Friday, 12 October 2007
........is not to be recommended as a spectator sport! Having arrived in Munich last Sunday for a few days' work, I can vouch for this fact, as my first evening coincided with the Beer-swillers' last blast, and the centre of town was densely populated with international revellers distinctly the worse for wear. On the whole, it was the foreigners who seemed most on the point of physical collapse, whilst the effect of the beer intake on the lederhosen-clad locals (and what a daft costume is that!) was to make them even more carefully ramrod straight, if a little steely-eyed in their determination not to fall over.....

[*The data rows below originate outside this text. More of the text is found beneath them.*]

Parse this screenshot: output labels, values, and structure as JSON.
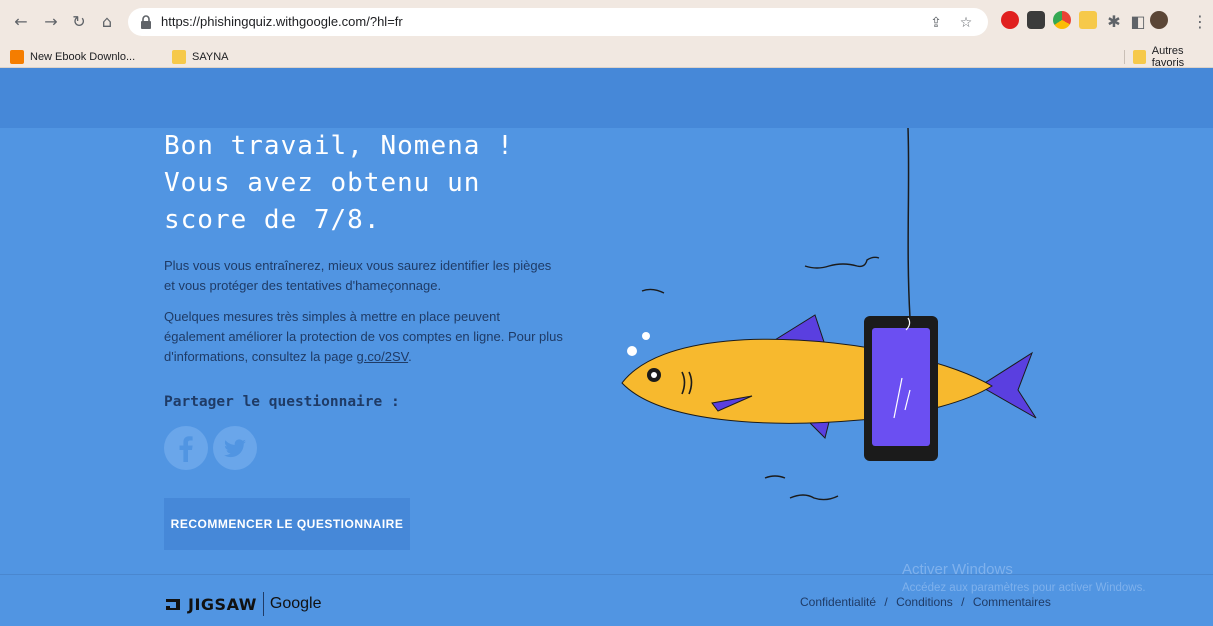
{
  "browser": {
    "url": "https://phishingquiz.withgoogle.com/?hl=fr",
    "icons": [
      "back-icon",
      "forward-icon",
      "reload-icon",
      "home-icon",
      "lock-icon",
      "share-icon",
      "star-icon",
      "extension-icon",
      "sidepanel-icon",
      "profile-avatar",
      "menu-icon"
    ],
    "bookmarks": [
      {
        "label": "New Ebook Downlo...",
        "icon": "blogger-icon"
      },
      {
        "label": "SAYNA",
        "icon": "folder-icon"
      }
    ],
    "other_bookmarks": "Autres favoris"
  },
  "main": {
    "headline": "Bon travail, Nomena !\nVous avez obtenu un\nscore de 7/8.",
    "para1": "Plus vous vous entraînerez, mieux vous saurez identifier les pièges et vous protéger des tentatives d'hameçonnage.",
    "para2": "Quelques mesures très simples à mettre en place peuvent également améliorer la protection de vos comptes en ligne. Pour plus d'informations, consultez la page ",
    "para2_link": "g.co/2SV",
    "para2_end": ".",
    "share_title": "Partager le questionnaire :",
    "restart_label": "RECOMMENCER LE QUESTIONNAIRE"
  },
  "footer": {
    "jigsaw": "JIGSAW",
    "google": "Google",
    "links": [
      "Confidentialité",
      "Conditions",
      "Commentaires"
    ],
    "separator": "/"
  },
  "watermark": {
    "title": "Activer Windows",
    "subtitle": "Accédez aux paramètres pour activer Windows."
  },
  "colors": {
    "page_bg": "#5195e2",
    "header_band": "#4688d8",
    "fish": "#f7b92e",
    "phone": "#6b4ff2",
    "fin": "#5a3fe0"
  }
}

Bavarian food takes no prisoners, and by the time I was back at the airport, on Wednesday, I'd consumed enough slabs of cooked-to-death fleisch and servings of sauerkraut, and kartoffeln served up in myriad formats to last me a lifetime. On Monday evening I was part of a very jolly group - some new friends, and some of ancient long-standing - whose choice for dinner was an italian restaurant nestling in the shadows of the Frauenkirche, where we sat outside and were served prawn salad incongruously garnished with raspberries (excellent raspberries, I hasten to add, despite their surprising context) and I played safe and followed it with tagliatelle con salsiccie, all washed down with a perfectly serviceable pugliese red. It was a splendid evening, all told - but I have to confess that I thought rather longingly of the boconcini of tuna, wrapped in lardo di colonnato and then fried which I'd had for lunch at Cammillo in Florence the previous Friday.....
Tuesday was an 'oh, what the Hell!......In for a penny.....' event, when I met Sonia for dinner, and she took me to the most bavarian of all choices in town, a place called Beim Sedlmayer, where the menu-planning definitely has in mind the approach of a long, hard winter, and the recurring theme of the place is foot-tall glasses brimming with frothy weiss bier. And frequently re-filled. In memory of a shared cooking occasion in Greece nearly three decades ago, we had a couple of semmelsknoedel which were awe-inspiring in their density and sheer weight. No surprise that I ended up choosing to go by foot all the way back to the hotel afterwards, in an effort to walk some of it off.....!
There were some lighter moments, though. The advent of mushroom season was evident on every restaurant menu, and I'd be amazed if there's a chanterelle now left standing within several hundred miles of Munich, given the number of dishes that appear to major on it. Pfefferlinge is the name in German, which is rather charming. And remarkable not least for the fact that the english name for chanterelle appears to be ......chanterelle. Walking back amongst the darkened stalls of the market, it was clear that in daytime there are whole businesses devoted exclusively to trade in pfefferlinge, which to me suggests a rather softer side to the bavarians than the image portrayed by the lederhosen and bristly titfers.........
London now for the next fortnight.
Tart shells, with sautéed funghi and fegatini, in a cream and sherry and ginger sauce.
Roast Beef; Celeriac and Carrots roast in duck fat; Yorkshire Pudding.
Baked Apples, stuffed with amaretti biscuits soaked in hazelnut liqueur.
Sunday, 7 October 2007
This is another one of those recipes which is so simple it almost doesn't merit writing down; I was a little sceptical when I first tried it, as it is based only on cream, rather than on a custard, and with the lightweight cream we get in Italy I had my doubts that the finished product would be dense enough to be satisfying. Not a bit of it! It was as rich and unctuous and delicious as you could hope for....
Ingredients: two cups of soft, stoned Prunes; Marsala(or Cream Sherry, in the absence of Marsala), sufficient to cover the Prunes in a bowl; two tablespoons of Sugar; 8 fl oz Cream.
1. Macerate the Prunes in the alcohol for three or four hours, then liquidize the whole lot briefly in a blender.
2. Put the liquidised Prunes and the Sugar into the ice cream machine, add the Cream, and churn until ready - normally about twenty minutes, depending upon your machine.
3. Freeze until needed. This ice cream doesn't go very hard in the freezer, so there's probably no need to take it out of the freezer before you actually need to serve it.